For the first time in years, Californians who enjoy the Dungeness crab season will be disappointed. Those who are used to enjoying the seasonal feast will find the delicacy unavailable due to elevated levels of domoic acid in the water. We previously spoke on this in a post, but the problem hasn't improved.
Domoic acid, caused by microscopic algae, acts as a neurotoxin, has not dropped to levels that the federal government considers to be safe. These elevated levels of domoic acid have been found in most fishing grounds on the Northern and Central California coasts. Officials in the industry hope that the levels will drop to safer levels sometime in January.
Those who insist on having Christmas crab may be able to find crap from out-of-state sources. Of course, this comes at a higher price and supplies are somewhat limited. According to Phil DiGirolamo, owner of Phil's Fish Market, a popular spot for crab lovers in Moss Landing, crab can be obtained from British Columbia. Washington State sources for crab have also been affected by the domoic acid levels.
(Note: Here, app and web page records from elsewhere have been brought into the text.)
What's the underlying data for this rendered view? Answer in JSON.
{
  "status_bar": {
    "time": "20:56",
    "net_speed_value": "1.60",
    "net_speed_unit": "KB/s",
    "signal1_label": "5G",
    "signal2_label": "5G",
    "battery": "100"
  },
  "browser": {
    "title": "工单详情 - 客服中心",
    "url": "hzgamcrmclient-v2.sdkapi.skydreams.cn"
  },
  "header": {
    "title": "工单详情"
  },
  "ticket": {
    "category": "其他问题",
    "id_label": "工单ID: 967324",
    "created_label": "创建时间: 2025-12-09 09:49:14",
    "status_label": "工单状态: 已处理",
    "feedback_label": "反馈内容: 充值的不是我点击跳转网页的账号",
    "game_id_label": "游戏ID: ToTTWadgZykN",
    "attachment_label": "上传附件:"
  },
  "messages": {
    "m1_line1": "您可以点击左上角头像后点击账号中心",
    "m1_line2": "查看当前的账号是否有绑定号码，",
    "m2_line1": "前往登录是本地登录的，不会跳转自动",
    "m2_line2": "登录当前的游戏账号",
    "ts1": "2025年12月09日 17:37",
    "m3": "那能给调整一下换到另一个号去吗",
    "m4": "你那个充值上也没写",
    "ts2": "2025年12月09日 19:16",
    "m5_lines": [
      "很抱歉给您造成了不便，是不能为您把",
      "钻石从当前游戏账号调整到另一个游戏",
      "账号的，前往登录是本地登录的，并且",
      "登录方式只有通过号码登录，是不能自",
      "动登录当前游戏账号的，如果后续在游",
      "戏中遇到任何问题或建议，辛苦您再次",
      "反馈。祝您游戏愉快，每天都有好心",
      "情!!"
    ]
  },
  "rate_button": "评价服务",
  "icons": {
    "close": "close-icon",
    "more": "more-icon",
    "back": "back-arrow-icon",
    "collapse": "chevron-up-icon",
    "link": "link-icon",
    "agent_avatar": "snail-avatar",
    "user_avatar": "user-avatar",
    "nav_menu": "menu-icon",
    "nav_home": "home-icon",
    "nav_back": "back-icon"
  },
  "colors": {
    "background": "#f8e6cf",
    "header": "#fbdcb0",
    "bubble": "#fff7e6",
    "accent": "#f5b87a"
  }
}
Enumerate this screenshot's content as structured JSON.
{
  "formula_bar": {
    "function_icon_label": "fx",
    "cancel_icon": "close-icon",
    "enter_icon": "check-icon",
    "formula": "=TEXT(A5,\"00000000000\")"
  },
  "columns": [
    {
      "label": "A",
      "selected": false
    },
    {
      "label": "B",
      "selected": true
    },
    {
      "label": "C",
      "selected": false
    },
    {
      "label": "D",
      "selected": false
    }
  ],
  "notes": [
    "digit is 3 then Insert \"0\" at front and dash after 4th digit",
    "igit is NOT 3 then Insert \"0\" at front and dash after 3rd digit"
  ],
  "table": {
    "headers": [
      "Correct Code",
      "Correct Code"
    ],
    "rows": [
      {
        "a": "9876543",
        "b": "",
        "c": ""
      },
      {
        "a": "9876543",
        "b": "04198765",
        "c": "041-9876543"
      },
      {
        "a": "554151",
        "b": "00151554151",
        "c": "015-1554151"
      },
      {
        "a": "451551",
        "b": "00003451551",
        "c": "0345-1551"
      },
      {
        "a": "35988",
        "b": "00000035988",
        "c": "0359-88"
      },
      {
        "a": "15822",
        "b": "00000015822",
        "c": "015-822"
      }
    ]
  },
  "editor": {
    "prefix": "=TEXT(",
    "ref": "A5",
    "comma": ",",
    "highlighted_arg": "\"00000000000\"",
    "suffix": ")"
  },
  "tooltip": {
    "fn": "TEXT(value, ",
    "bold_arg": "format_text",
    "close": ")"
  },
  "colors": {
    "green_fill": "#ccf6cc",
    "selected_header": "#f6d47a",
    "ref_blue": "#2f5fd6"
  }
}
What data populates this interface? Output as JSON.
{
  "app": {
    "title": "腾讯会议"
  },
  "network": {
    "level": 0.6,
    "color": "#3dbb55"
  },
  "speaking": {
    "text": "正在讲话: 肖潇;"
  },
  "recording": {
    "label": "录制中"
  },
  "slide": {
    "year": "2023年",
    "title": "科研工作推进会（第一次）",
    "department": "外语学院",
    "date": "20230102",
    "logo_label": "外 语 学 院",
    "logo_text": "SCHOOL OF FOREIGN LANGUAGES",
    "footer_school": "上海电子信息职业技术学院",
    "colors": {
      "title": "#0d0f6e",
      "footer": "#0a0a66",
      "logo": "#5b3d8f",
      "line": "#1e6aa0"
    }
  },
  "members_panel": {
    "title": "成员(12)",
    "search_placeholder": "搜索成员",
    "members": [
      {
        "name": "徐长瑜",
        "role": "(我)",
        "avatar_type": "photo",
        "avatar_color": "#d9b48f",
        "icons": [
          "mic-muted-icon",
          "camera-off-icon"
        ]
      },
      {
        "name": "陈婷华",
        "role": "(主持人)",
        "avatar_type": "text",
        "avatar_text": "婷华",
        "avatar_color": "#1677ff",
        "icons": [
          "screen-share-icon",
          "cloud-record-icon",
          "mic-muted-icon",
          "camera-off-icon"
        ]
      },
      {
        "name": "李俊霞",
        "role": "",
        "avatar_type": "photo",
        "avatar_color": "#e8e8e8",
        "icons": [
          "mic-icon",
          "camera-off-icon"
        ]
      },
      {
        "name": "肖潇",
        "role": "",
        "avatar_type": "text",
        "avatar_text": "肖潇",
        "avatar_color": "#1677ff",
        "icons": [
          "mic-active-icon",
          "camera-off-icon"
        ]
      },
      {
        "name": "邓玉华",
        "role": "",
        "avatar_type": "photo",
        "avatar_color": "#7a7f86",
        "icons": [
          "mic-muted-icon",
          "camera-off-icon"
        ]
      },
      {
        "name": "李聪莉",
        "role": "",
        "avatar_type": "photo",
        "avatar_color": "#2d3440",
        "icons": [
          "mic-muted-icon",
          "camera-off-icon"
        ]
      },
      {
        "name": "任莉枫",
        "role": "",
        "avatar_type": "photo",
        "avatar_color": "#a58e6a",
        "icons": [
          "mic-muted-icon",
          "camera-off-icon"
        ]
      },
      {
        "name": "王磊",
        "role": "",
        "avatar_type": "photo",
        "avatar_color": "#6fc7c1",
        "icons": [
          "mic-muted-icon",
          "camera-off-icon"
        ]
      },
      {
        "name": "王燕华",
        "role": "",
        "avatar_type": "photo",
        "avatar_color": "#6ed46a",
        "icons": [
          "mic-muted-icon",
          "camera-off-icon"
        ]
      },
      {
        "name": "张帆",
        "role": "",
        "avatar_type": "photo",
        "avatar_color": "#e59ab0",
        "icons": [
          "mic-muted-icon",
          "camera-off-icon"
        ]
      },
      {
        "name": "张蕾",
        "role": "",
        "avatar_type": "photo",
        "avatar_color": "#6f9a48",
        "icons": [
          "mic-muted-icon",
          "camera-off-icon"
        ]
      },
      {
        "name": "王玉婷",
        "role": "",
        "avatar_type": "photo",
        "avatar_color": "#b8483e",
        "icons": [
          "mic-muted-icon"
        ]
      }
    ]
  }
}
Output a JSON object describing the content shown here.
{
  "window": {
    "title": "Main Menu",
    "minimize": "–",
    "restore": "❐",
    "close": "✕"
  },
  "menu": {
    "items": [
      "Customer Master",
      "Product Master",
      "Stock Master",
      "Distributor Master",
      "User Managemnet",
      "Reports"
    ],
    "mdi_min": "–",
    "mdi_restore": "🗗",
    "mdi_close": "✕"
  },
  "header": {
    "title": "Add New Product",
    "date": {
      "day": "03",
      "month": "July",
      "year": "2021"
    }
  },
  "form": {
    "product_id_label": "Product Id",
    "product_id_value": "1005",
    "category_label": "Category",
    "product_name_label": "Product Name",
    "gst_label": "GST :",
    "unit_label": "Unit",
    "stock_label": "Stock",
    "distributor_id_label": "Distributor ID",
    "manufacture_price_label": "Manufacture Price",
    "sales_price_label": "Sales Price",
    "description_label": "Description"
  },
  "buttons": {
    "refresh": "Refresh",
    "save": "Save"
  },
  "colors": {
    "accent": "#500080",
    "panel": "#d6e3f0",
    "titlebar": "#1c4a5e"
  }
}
When the levels of domoic acid reach elevated levels, it can cause gastrointestinal illness or in rare instances can be fatal. The elevated levels are caused by algae blooms that have been extra strong since temperatures in the Pacific Ocean have been warmer than normal.